In artificial intelligence, an expert system is a computer system that emulates the decision-making ability of a human expert. Expert systems are designed to solve complex problems by reasoning about knowledge, represented mainly as if–then rules rather than through conventional procedural code.
In computer operating systems, paging is a memory management scheme by which a computer stores and retrieves data from secondary storage for use in main memory. In this scheme, the operating system retrieves data from secondary storage in same-size blocks called pages.
Paging is an important part of virtual memory implementations in modern operating systems, using secondary storage to let programs exceed the size of available physical memory.For simplicity, main memory is called “RAM” (an acronym of “random-access memory”) and secondary storage is called “disk” (a shorthand for “hard disk drive”), but the concepts do not depend on whether these terms apply literally to a specific computer system.
Multi Core Architecture
Multi Core Architecture
Multicore refers to an architecture in which a single physical processor incorporates the core logic of more than one processor. A single integrated circuit is used to package or hold these processors. These single integrated circuits are known as a die.

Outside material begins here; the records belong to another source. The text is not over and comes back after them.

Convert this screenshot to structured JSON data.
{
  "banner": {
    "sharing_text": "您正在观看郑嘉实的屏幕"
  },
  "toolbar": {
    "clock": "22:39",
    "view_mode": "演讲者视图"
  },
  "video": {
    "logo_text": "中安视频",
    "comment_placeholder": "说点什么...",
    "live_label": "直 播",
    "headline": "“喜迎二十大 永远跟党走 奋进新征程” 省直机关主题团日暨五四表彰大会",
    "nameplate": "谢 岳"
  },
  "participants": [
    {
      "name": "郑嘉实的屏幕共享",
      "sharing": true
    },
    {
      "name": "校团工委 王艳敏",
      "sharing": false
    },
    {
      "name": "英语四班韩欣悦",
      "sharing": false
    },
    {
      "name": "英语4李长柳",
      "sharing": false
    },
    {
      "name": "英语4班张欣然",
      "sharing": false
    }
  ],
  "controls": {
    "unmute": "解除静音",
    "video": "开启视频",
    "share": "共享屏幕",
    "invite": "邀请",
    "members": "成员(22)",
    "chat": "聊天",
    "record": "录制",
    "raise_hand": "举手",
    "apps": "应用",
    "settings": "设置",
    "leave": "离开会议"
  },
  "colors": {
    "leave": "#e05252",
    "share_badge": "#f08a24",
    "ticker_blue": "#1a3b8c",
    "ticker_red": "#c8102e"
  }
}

A multi-core processor is a single computing component with two or more independent actual processing units (called “cores”), which are units that read and execute program instructions. The instructions are ordinary CPU instructions (such as add, move data, and branch), but the single processor can run multiple instructions on separate cores at the same time, increasing overall speed for programs amenable to parallel computing. Manufacturers typically integrate the cores onto a single integrated circuit die (known as a chip multiprocessor or CMP), or onto multiple dies in a single chip package.
The Open Systems Interconnection model (OSI model) is a conceptual model that characterizes and standardizes the communication functions of a telecommunication or computing system without regard to their underlying internal structure and technology. Its goal is the interoperability of diverse communication systems with standard protocols. The model partitions a communication system into abstraction layers. The original version of the model defined seven layers.
A layer serves the layer above it and is served by the layer below it. For example, a layer that provides error-free communications across a network provides the path needed by applications above it, while it calls the next lower layer to send and receive packets that comprise the contents of that path. Two instances at the same layer are visualized as connected by a horizontal connection in that layer.